Variable Barrier In Changing Mountain Conditions
|The mainline paving aspect of the I-26 project through the mountains near Asheville, North Carolina, was complete. The next phase involved slipforming over 41,000 feet (12,497 m) of variable barrier to separate the newly paved six lanes of highway. Once again, a GOMACO machine would be used for the challenging mountain project.
Summers-Taylor Inc., based out of Elizabethton, Tennessee, and a subcontractor to APAC - Asheville Division, used their new generation Commander III with auger to slipform the variable barrier.
"We started the project September 5, 2002, on top of the mountain range," Shane Lee, project superintendent for Summers-Taylor, said. "Already we were dealing with high elevations and low temperatures."
Unfortunately, neither were going to improve. Temperatures continued to drop, weather was questionable at best, and working in the mountains prevented them from seeing any approaching storm systems.
Fortunately for them, they were slipforming with a Commander III and had experienced and skilled personnel on site to handle the challenging conditions.
"Our men did an excellent job and I just can't say enough about them," Lee said. "Lee Thompson was foreman in charge of the daily setup, steel tying and finishers.
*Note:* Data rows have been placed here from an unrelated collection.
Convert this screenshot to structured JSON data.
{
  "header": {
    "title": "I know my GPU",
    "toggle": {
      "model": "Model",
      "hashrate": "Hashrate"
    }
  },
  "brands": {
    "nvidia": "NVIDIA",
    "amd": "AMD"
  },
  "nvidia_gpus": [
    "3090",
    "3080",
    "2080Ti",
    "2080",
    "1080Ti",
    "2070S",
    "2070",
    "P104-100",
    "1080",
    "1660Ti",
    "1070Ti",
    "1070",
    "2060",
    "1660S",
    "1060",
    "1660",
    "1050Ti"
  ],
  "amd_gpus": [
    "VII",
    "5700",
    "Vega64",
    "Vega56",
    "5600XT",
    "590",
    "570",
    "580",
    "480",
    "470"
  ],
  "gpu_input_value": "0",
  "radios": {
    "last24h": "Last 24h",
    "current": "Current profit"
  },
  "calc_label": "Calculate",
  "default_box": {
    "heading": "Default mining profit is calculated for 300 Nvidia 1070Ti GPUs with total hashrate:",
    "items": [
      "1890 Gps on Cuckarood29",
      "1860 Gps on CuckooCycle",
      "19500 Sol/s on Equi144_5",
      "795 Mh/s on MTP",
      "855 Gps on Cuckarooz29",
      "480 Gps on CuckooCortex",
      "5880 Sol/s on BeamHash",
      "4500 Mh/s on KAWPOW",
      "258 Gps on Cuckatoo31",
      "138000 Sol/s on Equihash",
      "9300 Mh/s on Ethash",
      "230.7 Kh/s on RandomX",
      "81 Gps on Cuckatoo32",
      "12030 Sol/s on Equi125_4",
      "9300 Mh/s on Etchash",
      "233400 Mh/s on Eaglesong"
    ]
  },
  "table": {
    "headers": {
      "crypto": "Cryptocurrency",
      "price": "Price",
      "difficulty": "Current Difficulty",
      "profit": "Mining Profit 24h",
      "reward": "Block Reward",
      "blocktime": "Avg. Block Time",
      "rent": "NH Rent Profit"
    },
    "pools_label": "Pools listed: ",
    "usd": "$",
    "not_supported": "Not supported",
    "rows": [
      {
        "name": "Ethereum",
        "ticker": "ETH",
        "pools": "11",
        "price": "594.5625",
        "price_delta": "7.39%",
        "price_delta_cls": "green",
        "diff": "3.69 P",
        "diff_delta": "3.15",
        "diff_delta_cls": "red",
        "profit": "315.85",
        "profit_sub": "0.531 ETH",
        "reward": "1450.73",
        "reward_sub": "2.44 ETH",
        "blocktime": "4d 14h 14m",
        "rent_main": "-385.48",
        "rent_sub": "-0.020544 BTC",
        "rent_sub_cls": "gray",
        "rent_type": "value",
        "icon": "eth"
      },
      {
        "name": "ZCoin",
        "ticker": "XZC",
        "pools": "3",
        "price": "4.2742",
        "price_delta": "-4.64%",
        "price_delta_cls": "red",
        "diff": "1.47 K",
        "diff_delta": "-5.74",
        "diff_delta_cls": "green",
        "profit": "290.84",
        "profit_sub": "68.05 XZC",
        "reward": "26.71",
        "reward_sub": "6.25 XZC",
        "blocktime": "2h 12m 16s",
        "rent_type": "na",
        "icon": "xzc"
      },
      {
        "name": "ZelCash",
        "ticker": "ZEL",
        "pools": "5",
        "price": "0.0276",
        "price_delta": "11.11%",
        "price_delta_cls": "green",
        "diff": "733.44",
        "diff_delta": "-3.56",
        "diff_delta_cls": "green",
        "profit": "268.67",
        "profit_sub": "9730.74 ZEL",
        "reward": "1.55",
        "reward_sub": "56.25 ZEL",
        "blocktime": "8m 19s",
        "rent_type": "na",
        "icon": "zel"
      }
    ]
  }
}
Ron Butcher was the foreman in charge of the machine, the operations around it and the concrete. They deserve a lot of the credit for the success of this project."
Their profile of median barrier wall had both a variable width and height. The bottom width varied between 29 and 30.25 inches (737 and 768 mm) and the height ranged between 51 and 57 inches (1295 and 1448 mm).
The barrier was slipformed over a cage of steel reinforcing. The steel sat on bricks placed on top of an asphalt base. Approximately 1.3 million pounds (589,680 kg) of #5 rebar was used to build the steel cage.
"Our concrete supplier was Southern Concrete Materials in Weaverville, North Carolina," Lee explained. "The plant was 45 minutes away from the job site and five trucks were on the road at all times supplying us. They had a quality control person on site at all times. Over 920 truckloads of concrete were delivered to us. We didn't send one yard of concrete back for any reason."
The concrete was a state of North Carolina Class AA design with fly ash and an air content of six percent. Slump averaged 1.5 inches (38 mm).
Rain and cold weather kept Summers-Taylor's crew from working a full five-day work week. During the entire project, from September 5 through December 11, 2002, they worked only four days or less per week.
"You could only see the sky right above your head in that part of the mountains and trying to guess the weather was impossible," Lee said. "The days were getting shorter on us and the days were getting colder, too. During the last month of the project, we had to cover the newly slipformed wall with thermal blankets."
Finishers worked behind the Commander III applying a broom finish. A total of 527 expansion paper joints were inserted every 80 feet (24 m). Contraction joints were saw cut into the wall every 20 feet (6 m).
Despite the weather and steep grades associated with working in the mountains, Lee said it was a great job for Summers-Taylor.
"It was a high-profile project and it went well," Lee explained. "The only traffic we encountered was other construction traffic."
Summers-Taylor achieved some outstanding production figures.
"We slipformed 41,414 feet (12,623 m) of barrier wall in 47 days," Lee said. "Our best day we reached 1286 feet (392 m). The production was great and the machine worked well for us."
The new generation Commander III played a key role in their successful project. Features such as the digital G21 controller, faster tracking speed for job-site mobility and the concrete auger were especially useful.
"The Commander III followed the stringline with ease to meet all of the project's specifications," Lee explained. "The G21 controller was simple to learn and easy to use. The operator had great visibility over everything. Our machine has the auger and we think it's a big plus. Our machine still looks new, even after 9125 cubic yards (6977 m3) of concrete has gone through it.
"Summers-Taylor is a very versatile company and we tackle a wide variety of projects. The Commander III has great versatility, from pouring curb and gutter, sidewalk, barrier wall or flat pavements. It adapts to any situation. On this project in the mountains, the machine did not miss a lick. It did everything it was asked to do, but I had no doubts that it would."